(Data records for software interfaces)
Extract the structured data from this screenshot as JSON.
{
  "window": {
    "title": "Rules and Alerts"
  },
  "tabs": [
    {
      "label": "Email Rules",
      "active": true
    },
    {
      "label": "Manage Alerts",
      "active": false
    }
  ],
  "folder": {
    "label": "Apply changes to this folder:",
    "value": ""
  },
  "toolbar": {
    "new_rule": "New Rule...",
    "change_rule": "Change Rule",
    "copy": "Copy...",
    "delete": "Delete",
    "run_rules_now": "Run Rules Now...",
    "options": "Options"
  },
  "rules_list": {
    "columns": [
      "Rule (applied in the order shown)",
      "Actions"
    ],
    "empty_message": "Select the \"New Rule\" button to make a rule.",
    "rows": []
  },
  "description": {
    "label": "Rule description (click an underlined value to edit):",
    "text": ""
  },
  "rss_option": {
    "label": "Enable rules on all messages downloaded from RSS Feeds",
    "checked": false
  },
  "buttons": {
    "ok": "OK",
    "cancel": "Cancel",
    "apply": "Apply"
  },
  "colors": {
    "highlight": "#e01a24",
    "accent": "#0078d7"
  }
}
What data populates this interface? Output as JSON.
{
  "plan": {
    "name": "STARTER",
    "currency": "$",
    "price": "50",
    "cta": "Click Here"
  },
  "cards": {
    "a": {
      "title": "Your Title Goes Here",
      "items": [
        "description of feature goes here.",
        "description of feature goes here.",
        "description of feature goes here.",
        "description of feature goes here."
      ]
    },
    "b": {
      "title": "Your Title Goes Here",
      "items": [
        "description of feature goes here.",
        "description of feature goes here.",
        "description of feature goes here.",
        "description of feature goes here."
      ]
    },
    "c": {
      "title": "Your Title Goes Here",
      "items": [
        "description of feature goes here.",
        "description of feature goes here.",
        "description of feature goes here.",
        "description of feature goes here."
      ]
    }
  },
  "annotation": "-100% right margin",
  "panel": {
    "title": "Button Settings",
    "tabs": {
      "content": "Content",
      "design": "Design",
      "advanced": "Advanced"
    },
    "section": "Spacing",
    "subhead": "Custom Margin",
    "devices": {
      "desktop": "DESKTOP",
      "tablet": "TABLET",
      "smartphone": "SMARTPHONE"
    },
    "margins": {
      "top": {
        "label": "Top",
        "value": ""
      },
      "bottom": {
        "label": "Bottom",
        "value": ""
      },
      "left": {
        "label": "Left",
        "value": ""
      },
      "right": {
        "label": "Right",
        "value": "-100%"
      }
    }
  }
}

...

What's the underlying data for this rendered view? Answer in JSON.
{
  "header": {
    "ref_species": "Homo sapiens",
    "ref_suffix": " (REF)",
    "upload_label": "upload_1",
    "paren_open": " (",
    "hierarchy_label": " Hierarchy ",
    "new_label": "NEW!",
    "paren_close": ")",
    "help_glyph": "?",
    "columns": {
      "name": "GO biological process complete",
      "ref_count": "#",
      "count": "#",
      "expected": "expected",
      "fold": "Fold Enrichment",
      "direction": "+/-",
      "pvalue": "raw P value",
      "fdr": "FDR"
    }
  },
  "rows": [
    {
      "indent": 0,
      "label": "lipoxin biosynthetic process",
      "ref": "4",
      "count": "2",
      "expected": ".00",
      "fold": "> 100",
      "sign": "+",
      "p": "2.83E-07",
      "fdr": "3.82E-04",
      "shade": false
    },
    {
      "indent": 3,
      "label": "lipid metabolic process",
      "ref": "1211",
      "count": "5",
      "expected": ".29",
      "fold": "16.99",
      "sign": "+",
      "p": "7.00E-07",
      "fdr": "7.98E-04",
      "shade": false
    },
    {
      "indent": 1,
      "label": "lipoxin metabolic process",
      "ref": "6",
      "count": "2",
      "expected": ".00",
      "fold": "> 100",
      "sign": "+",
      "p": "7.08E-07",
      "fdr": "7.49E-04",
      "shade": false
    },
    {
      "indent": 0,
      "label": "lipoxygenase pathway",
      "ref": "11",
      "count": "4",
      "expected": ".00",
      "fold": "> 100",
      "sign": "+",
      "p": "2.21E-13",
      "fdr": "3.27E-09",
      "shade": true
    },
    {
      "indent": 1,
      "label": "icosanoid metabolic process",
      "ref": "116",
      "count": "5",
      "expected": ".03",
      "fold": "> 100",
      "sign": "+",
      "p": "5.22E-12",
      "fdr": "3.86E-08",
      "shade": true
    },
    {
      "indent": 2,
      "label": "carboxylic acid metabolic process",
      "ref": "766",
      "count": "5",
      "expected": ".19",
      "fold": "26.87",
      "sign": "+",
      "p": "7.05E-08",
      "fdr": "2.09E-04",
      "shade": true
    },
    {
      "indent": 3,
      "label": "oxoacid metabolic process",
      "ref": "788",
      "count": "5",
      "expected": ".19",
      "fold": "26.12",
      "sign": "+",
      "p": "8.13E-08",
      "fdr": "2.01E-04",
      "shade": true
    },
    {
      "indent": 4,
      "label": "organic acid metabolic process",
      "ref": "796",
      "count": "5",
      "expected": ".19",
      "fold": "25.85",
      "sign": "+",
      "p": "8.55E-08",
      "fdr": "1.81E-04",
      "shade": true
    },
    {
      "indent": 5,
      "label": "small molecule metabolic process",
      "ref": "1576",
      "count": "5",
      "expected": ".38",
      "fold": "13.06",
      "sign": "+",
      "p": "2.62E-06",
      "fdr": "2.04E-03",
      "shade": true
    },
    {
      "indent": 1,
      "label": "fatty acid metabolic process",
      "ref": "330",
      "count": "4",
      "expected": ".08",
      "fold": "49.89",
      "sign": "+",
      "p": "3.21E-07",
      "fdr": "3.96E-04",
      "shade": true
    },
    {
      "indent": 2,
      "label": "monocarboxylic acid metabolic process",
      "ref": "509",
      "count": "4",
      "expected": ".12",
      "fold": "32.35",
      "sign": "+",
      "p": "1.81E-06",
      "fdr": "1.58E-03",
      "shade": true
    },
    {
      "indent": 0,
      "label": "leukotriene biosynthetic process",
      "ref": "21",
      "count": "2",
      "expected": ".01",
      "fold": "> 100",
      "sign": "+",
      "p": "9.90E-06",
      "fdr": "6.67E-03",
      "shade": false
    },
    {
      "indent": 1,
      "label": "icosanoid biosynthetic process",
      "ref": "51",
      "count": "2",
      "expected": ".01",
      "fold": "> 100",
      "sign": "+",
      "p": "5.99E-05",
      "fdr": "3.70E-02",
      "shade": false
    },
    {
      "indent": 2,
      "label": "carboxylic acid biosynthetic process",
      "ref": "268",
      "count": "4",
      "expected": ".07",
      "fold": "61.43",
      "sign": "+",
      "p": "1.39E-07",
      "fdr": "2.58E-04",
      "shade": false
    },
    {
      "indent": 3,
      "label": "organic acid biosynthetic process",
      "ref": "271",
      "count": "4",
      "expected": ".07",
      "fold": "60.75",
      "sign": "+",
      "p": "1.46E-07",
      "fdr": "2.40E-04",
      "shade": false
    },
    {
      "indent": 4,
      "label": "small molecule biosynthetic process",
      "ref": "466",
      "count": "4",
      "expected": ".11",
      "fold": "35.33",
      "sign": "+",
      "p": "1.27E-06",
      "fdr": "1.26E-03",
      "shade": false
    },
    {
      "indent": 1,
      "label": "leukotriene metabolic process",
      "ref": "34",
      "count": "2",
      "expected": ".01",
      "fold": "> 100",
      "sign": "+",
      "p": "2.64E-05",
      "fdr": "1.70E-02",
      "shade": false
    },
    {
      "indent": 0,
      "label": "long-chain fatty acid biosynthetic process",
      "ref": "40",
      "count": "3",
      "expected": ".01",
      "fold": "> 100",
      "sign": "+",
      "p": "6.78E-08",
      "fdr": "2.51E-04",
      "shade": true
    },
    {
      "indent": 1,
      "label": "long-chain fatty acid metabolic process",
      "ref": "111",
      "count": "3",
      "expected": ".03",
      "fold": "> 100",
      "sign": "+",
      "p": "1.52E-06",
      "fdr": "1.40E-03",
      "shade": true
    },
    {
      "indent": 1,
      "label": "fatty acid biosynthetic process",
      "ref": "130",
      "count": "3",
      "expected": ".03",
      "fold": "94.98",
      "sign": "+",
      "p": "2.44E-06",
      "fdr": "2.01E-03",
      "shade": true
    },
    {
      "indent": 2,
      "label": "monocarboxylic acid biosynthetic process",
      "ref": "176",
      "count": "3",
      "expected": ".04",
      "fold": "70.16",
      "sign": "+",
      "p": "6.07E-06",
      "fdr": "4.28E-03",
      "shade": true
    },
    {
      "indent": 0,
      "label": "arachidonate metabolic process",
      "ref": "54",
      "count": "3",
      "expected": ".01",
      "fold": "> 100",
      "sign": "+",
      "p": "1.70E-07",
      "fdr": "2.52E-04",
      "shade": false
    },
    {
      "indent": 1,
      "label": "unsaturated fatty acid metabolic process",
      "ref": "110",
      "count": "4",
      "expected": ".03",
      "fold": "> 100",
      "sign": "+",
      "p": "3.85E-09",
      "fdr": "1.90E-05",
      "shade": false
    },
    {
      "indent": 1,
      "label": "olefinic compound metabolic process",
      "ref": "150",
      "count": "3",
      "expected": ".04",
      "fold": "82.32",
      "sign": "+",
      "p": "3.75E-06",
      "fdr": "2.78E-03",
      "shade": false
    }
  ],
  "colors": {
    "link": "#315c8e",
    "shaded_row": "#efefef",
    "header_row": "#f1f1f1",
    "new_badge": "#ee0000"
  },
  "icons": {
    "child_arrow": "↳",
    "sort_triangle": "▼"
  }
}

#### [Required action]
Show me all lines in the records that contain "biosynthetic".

#### [Final answer]
      "label": "lipoxin biosynthetic process",
      "label": "leukotriene biosynthetic process",
      "label": "icosanoid biosynthetic process",
      "label": "carboxylic acid biosynthetic process",
      "label": "organic acid biosynthetic process",
      "label": "small molecule biosynthetic process",
      "label": "long-chain fatty acid biosynthetic process",
      "label": "fatty acid biosynthetic process",
      "label": "monocarboxylic acid biosynthetic process",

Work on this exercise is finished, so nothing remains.